On Tuesday, a group of five Holocaust survivors lit candles at the site while Mr Peres and Mr Koehler lit the sixth candle, representing the six million Jews who were killed by the Nazis.

Pressure increasing

Later in the day, Mr Peres held talks with Chancellor Angela Merkel at her office in Berlin.

Shimon Peres and Angela Merkel in Berlin, 26 January 2010
The German chancellor used the visit to ramp up pressure on Iran

At a news conference, the German chancellor issued a pointed warning to Iran over its nuclear programme, saying Germany remained committed to a diplomatic solution, but Mrs Merkel said further sanctions would be considered as the next step.

"We have shown a lot of patience," she said. "Time is running out."

For his part, Shimon Peres said: "We need a clear and hard position against Iran."

And he urged the international community to "dismantle the threat to world peace which is being articulated in the Iranian regime".

With the Israeli president in town, the German government is ratcheting up the pressure on Tehran.



Print Sponsor


SEE ALSO
Merkel tells Knesset of 'shame'
18 Mar 08 |  Middle East
Israel upgrades ties with Germany
17 Mar 08 |  Middle East
Merkel urges Israel recognition
23 Feb 07 |  Europe
Germany renews pledge to Israel
02 Feb 05 |  Middle East

RELATED INTERNET LINKS
The BBC is not responsible for the content of external internet sites



FEATURES, VIEWS, ANALYSIS
Has China's housing bubble burst?
How the world's oldest clove tree defied an empire
Why Royal Ballet principal Sergei Polunin quit

BBC navigation

BBC © 2014 The BBC is not responsible for the content of external sites. Read more.
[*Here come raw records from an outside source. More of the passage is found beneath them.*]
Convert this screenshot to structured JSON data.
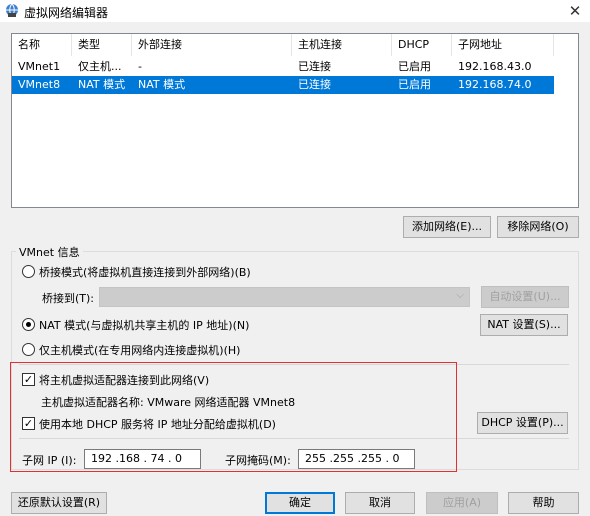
{
  "window": {
    "title": "虚拟网络编辑器",
    "close": "✕"
  },
  "list": {
    "columns": [
      "名称",
      "类型",
      "外部连接",
      "主机连接",
      "DHCP",
      "子网地址"
    ],
    "rows": [
      {
        "name": "VMnet1",
        "type": "仅主机...",
        "external": "-",
        "host": "已连接",
        "dhcp": "已启用",
        "subnet": "192.168.43.0",
        "selected": false
      },
      {
        "name": "VMnet8",
        "type": "NAT 模式",
        "external": "NAT 模式",
        "host": "已连接",
        "dhcp": "已启用",
        "subnet": "192.168.74.0",
        "selected": true
      }
    ]
  },
  "buttons": {
    "add": "添加网络(E)...",
    "remove": "移除网络(O)",
    "auto": "自动设置(U)...",
    "nat": "NAT 设置(S)...",
    "dhcp": "DHCP 设置(P)...",
    "restore": "还原默认设置(R)",
    "ok": "确定",
    "cancel": "取消",
    "apply": "应用(A)",
    "help": "帮助"
  },
  "info": {
    "legend": "VMnet 信息",
    "bridged": "桥接模式(将虚拟机直接连接到外部网络)(B)",
    "bridge_to": "桥接到(T):",
    "nat": "NAT 模式(与虚拟机共享主机的 IP 地址)(N)",
    "hostonly": "仅主机模式(在专用网络内连接虚拟机)(H)",
    "connect_adapter": "将主机虚拟适配器连接到此网络(V)",
    "adapter_name": "主机虚拟适配器名称: VMware 网络适配器 VMnet8",
    "use_dhcp": "使用本地 DHCP 服务将 IP 地址分配给虚拟机(D)",
    "subnet_ip_label": "子网 IP (I):",
    "subnet_ip": "192 .168 . 74 . 0",
    "mask_label": "子网掩码(M):",
    "mask": "255 .255 .255 . 0"
  },
  "state": {
    "mode": "nat",
    "connect_adapter": true,
    "use_dhcp": true
  }
}
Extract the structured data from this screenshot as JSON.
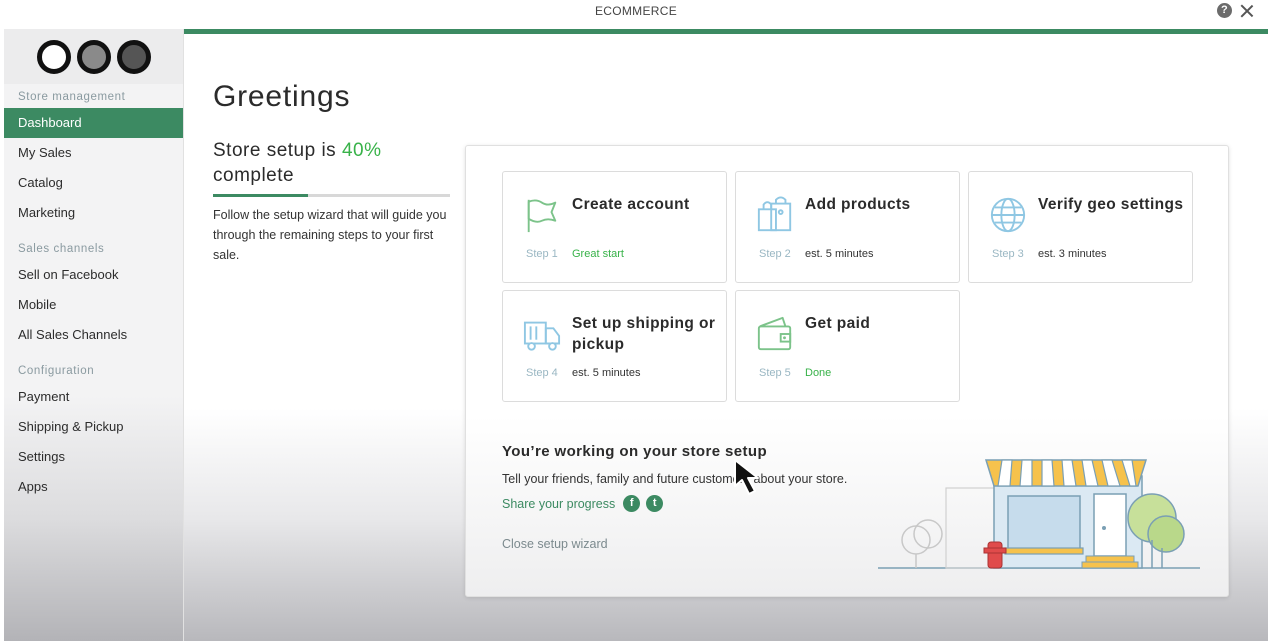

This page is best viewed in an up-to-date web browser with style sheets (CSS) enabled. While you will be able to view the content of this page in your current browser, you will not be able to get the full visual experience. Please consider upgrading your browser software or enabling style sheets (CSS) if you are able to do so.

Americas Africa Europe Middle East South Asia Asia Pacific